Page and application data records:
+--
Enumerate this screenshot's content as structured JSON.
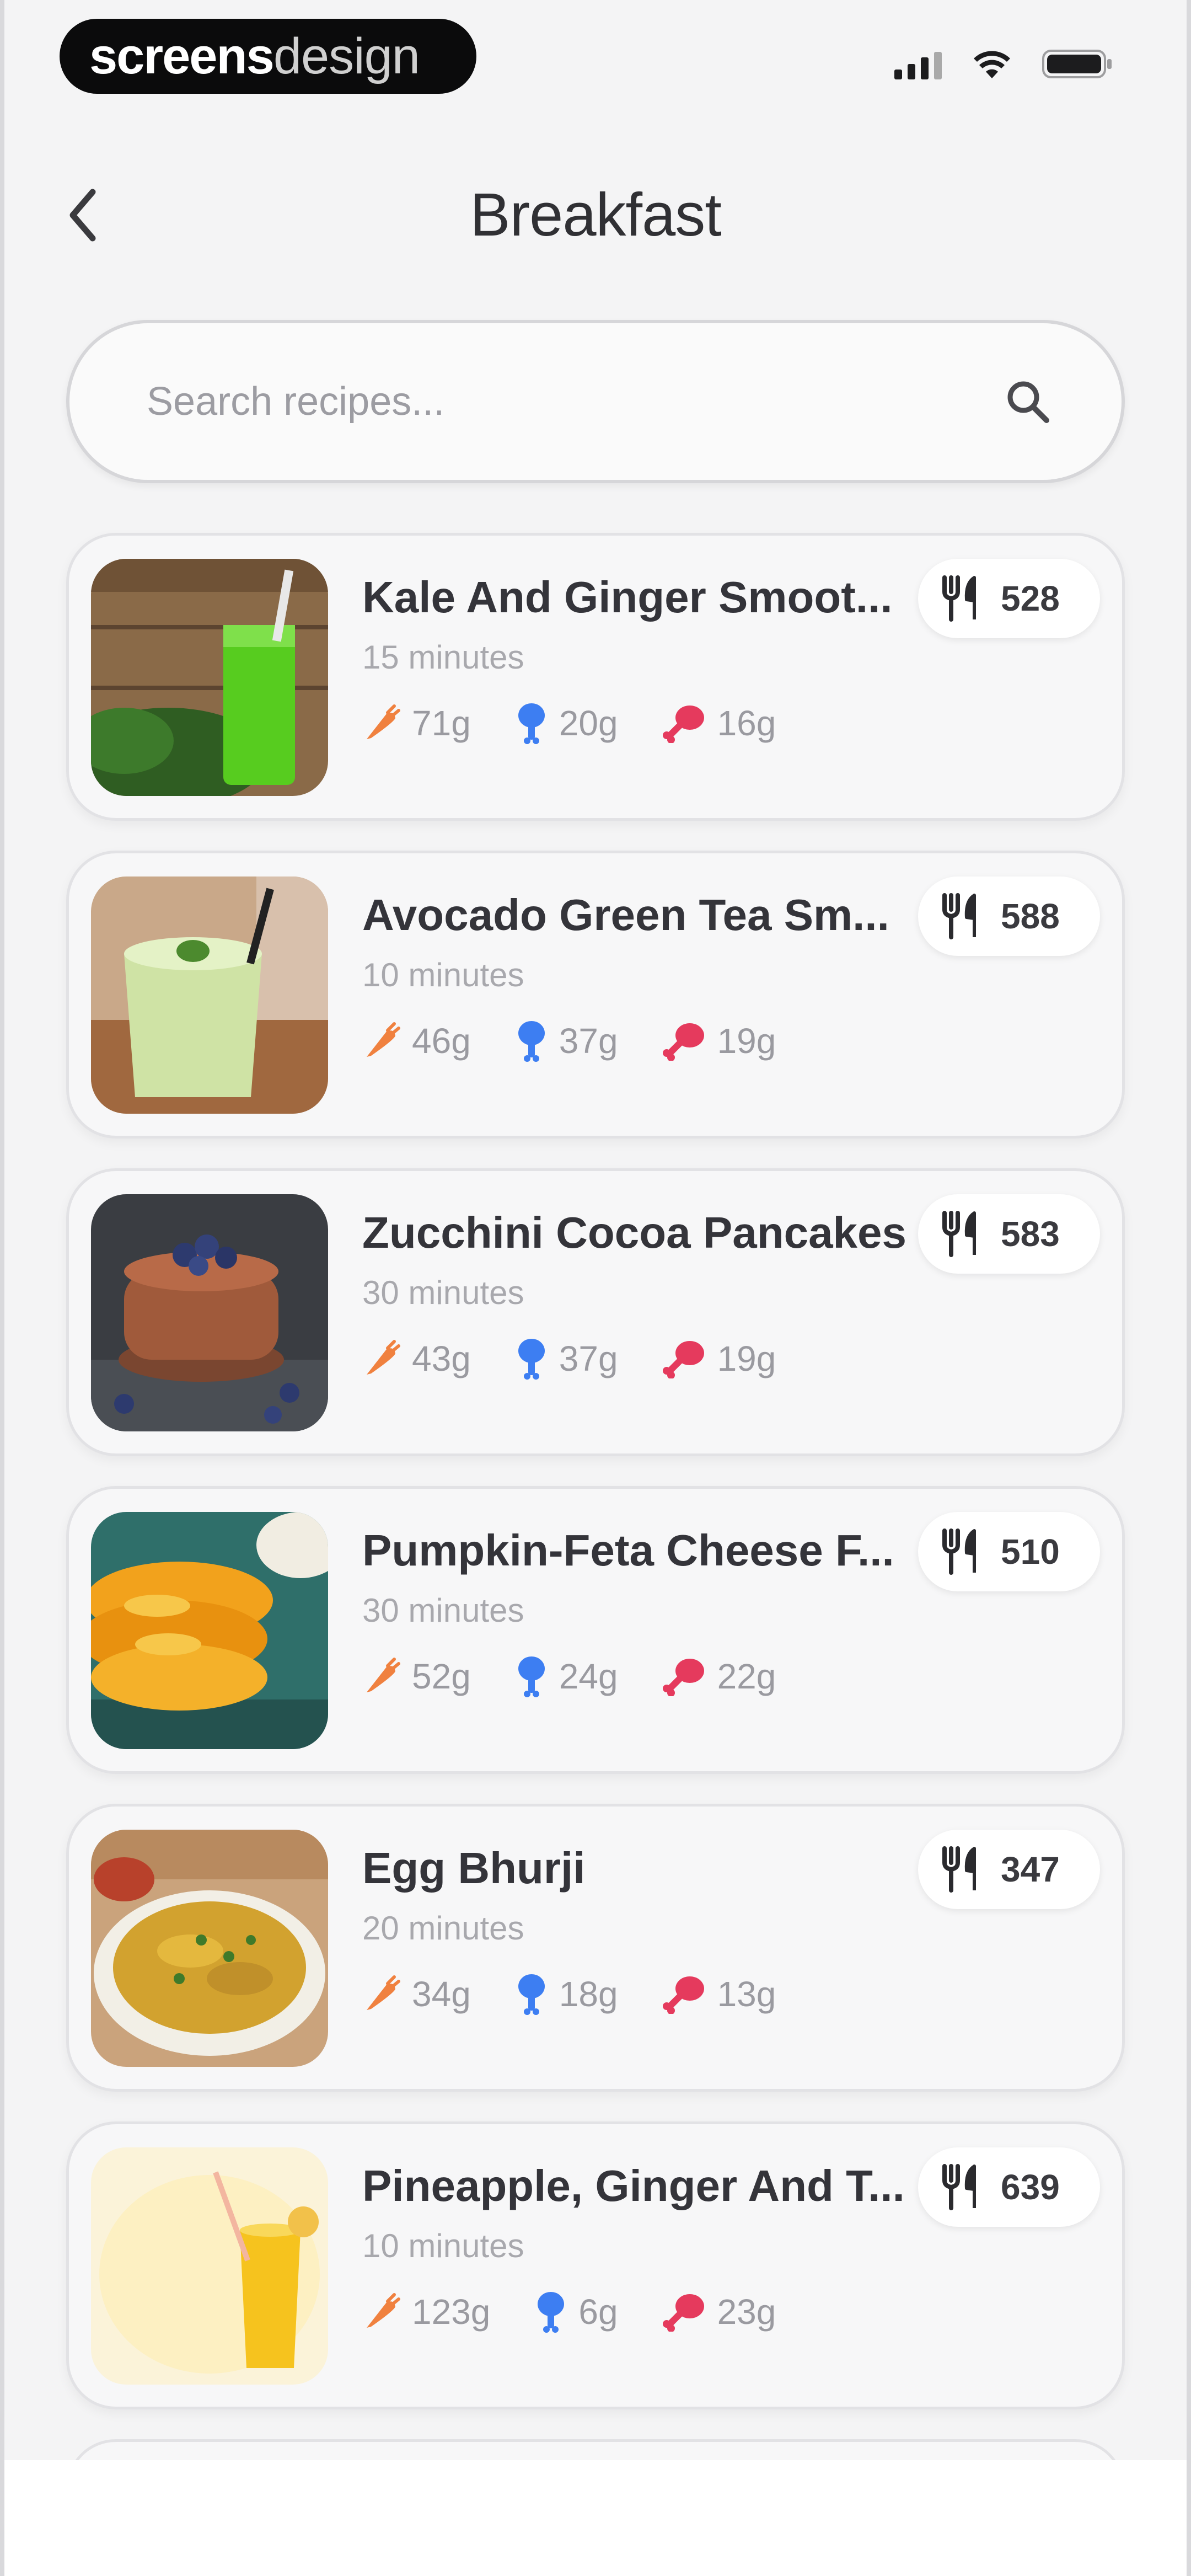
{
  "status_bar": {
    "brand_strong": "screens",
    "brand_light": "design",
    "icons": [
      "signal-icon",
      "wifi-icon",
      "battery-icon"
    ]
  },
  "header": {
    "title": "Breakfast",
    "back_icon": "chevron-left-icon"
  },
  "search": {
    "placeholder": "Search recipes...",
    "value": "",
    "icon": "search-icon"
  },
  "colors": {
    "carbs": "#f0813f",
    "protein": "#3d7ef2",
    "fat": "#e53a5d"
  },
  "recipes": [
    {
      "name": "Kale And Ginger Smoot...",
      "time": "15 minutes",
      "carbs": "71g",
      "protein": "20g",
      "fat": "16g",
      "kcal": "528"
    },
    {
      "name": "Avocado Green Tea Sm...",
      "time": "10 minutes",
      "carbs": "46g",
      "protein": "37g",
      "fat": "19g",
      "kcal": "588"
    },
    {
      "name": "Zucchini Cocoa Pancakes",
      "time": "30 minutes",
      "carbs": "43g",
      "protein": "37g",
      "fat": "19g",
      "kcal": "583"
    },
    {
      "name": "Pumpkin-Feta Cheese F...",
      "time": "30 minutes",
      "carbs": "52g",
      "protein": "24g",
      "fat": "22g",
      "kcal": "510"
    },
    {
      "name": "Egg Bhurji",
      "time": "20 minutes",
      "carbs": "34g",
      "protein": "18g",
      "fat": "13g",
      "kcal": "347"
    },
    {
      "name": "Pineapple, Ginger And T...",
      "time": "10 minutes",
      "carbs": "123g",
      "protein": "6g",
      "fat": "23g",
      "kcal": "639"
    }
  ]
}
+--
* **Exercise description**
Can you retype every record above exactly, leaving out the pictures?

* **Response to the exercise**
Enumerate this screenshot's content as structured JSON.
{
  "status_bar": {
    "brand_strong": "screens",
    "brand_light": "design",
    "icons": [
      "signal-icon",
      "wifi-icon",
      "battery-icon"
    ]
  },
  "header": {
    "title": "Breakfast",
    "back_icon": "chevron-left-icon"
  },
  "search": {
    "placeholder": "Search recipes...",
    "value": "",
    "icon": "search-icon"
  },
  "colors": {
    "carbs": "#f0813f",
    "protein": "#3d7ef2",
    "fat": "#e53a5d"
  },
  "recipes": [
    {
      "name": "Kale And Ginger Smoot...",
      "time": "15 minutes",
      "carbs": "71g",
      "protein": "20g",
      "fat": "16g",
      "kcal": "528"
    },
    {
      "name": "Avocado Green Tea Sm...",
      "time": "10 minutes",
      "carbs": "46g",
      "protein": "37g",
      "fat": "19g",
      "kcal": "588"
    },
    {
      "name": "Zucchini Cocoa Pancakes",
      "time": "30 minutes",
      "carbs": "43g",
      "protein": "37g",
      "fat": "19g",
      "kcal": "583"
    },
    {
      "name": "Pumpkin-Feta Cheese F...",
      "time": "30 minutes",
      "carbs": "52g",
      "protein": "24g",
      "fat": "22g",
      "kcal": "510"
    },
    {
      "name": "Egg Bhurji",
      "time": "20 minutes",
      "carbs": "34g",
      "protein": "18g",
      "fat": "13g",
      "kcal": "347"
    },
    {
      "name": "Pineapple, Ginger And T...",
      "time": "10 minutes",
      "carbs": "123g",
      "protein": "6g",
      "fat": "23g",
      "kcal": "639"
    }
  ]
}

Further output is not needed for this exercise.